Review: Cade’s Rebellion is a smart, memorable story of clashing culturesPublished April 23, 2018
Clarion Review – 4 Stars http://www.clarionreview.org/
Intelligent and lingering, Sheehy’s book is a look at a different kind of life just inside the Washington Beltway.
Edward Sheehy’s Cade’s Rebellion is a smart, memorable story of clashing cultures.
Jack Cade, a veteran of the war in Iraq, ekes out a living in Arlington, Virginia, driving his own cab. At home, he enjoys the company of neighborhood friends and follows the local baseball team. When it appears that the five thousand residents of Glebe Valley Apartments where he lives—more than half of whom are from Central America—will be displaced to make way for urban development, Cade realizes he must organize one last mission to save his home.
A diverse cast of characters includes Cassandra, a psychic from Trinidad and Cade’s romantic interest; Cade’s friend Luis, who is hiding a terrible secret about his past; an energetic young priest; a somewhat sleazy up-and-coming realestate developer; Rita, a legal-aid lawyer from Miami with uncertain motives; and a ruthless killer with a business degree who is trying to make a name for himself. These various lives connect and intersect. While Cade is the focus, considerable space is given to Luis and Rita as well.

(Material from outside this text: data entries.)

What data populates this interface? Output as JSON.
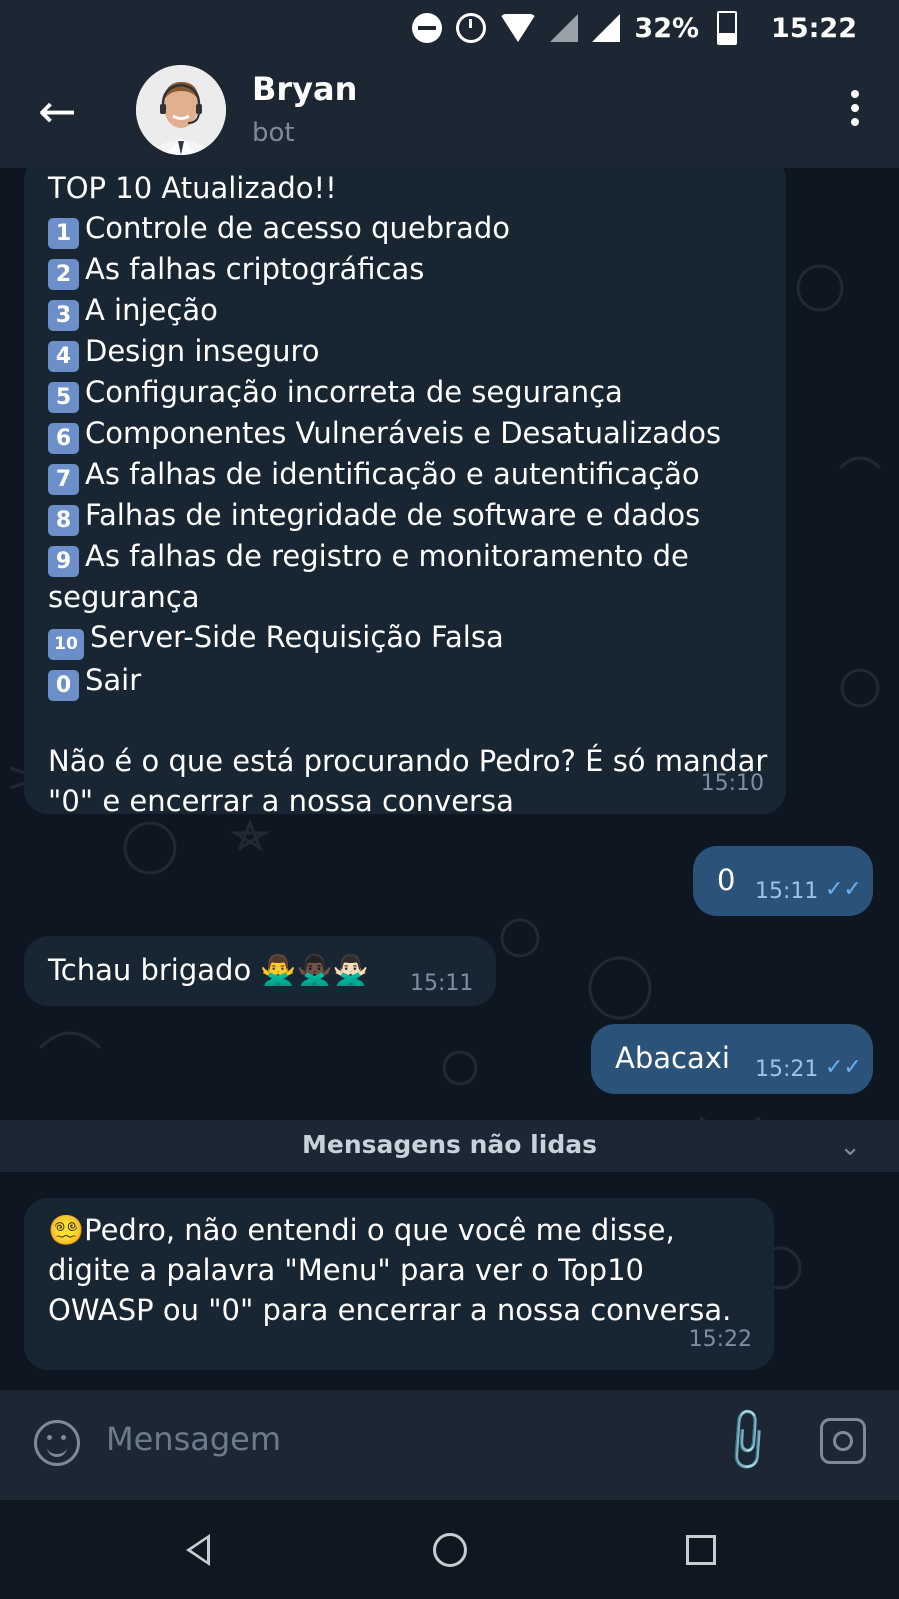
{
  "status": {
    "battery": "32%",
    "time": "15:22"
  },
  "header": {
    "title": "Bryan",
    "subtitle": "bot"
  },
  "messages": {
    "m1": {
      "heading": "TOP 10 Atualizado!!",
      "items": [
        {
          "num": "1",
          "text": "Controle de acesso quebrado"
        },
        {
          "num": "2",
          "text": "As falhas criptográficas"
        },
        {
          "num": "3",
          "text": "A injeção"
        },
        {
          "num": "4",
          "text": "Design inseguro"
        },
        {
          "num": "5",
          "text": "Configuração incorreta de segurança"
        },
        {
          "num": "6",
          "text": "Componentes Vulneráveis e Desatualizados"
        },
        {
          "num": "7",
          "text": "As falhas de identificação e autentificação"
        },
        {
          "num": "8",
          "text": "Falhas de integridade de software e dados"
        },
        {
          "num": "9",
          "text": "As falhas de registro e monitoramento de segurança"
        },
        {
          "num": "10",
          "text": "Server-Side Requisição Falsa"
        },
        {
          "num": "0",
          "text": "Sair"
        }
      ],
      "footer": "Não é o que está procurando Pedro? É só mandar \"0\" e encerrar a nossa conversa",
      "time": "15:10"
    },
    "m2": {
      "text": "0",
      "time": "15:11"
    },
    "m3": {
      "text": "Tchau brigado 🙅‍♂️🙅🏿‍♂️🙅🏻‍♂️",
      "time": "15:11"
    },
    "m4": {
      "text": "Abacaxi",
      "time": "15:21"
    },
    "m5": {
      "text": "😵‍💫Pedro, não entendi o que você me disse, digite a palavra \"Menu\" para ver o Top10 OWASP ou \"0\" para encerrar a nossa conversa.",
      "time": "15:22"
    }
  },
  "unread_label": "Mensagens não lidas",
  "composer": {
    "placeholder": "Mensagem"
  }
}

A wealth of background information is included, including on Cade’s time in Iraq; those descriptions ably capture events with long-reaching impacts. Similarly, the novel addresses the 1980–1992 civil war in El Salvador; its aftermath haunts both Luis and Father Gustavo Romero. The land on which the apartments sit is also put into historical context. Combined, such elements make for intriguing reading.
Characterizations are nuanced. Cade is only occasionally a nice guy; he deals with PTSD and a lingering addiction to pain pills. While many of the characters whom Cade encounters exemplify the dark side of human nature, his core group of friends retain some innate goodness. Their lives are captured in a heartfelt way as they strive to live as best as they can, even when circumstances make it difficult.
The story follows a somewhat straight line, but as characters’ motives change, the action becomes more fluid and uncertain. Dialogue is authentic, and Cade’s inner responses are a hoot to follow as he wisely swallows words that he probably shouldn’t say aloud.
Information about the real-estate industry is succinctly delivered and flows into the story. The book’s themes are very current, as with its ICE (Immigration and Customs Enforcement) raids and a WASPy watchdog group of local wives who spy on “Pedro” at the local gas station.
While the outcome of their battle with the large real-estate conglomerate is not what the majority of the Glebe Valley residents envision, there is cause for hope. The book’s multiple story lines and characters satisfyingly merge, despite the loss of several key players. The final chapter takes place two months after the conclusion of the story and nicely ties up loose ends.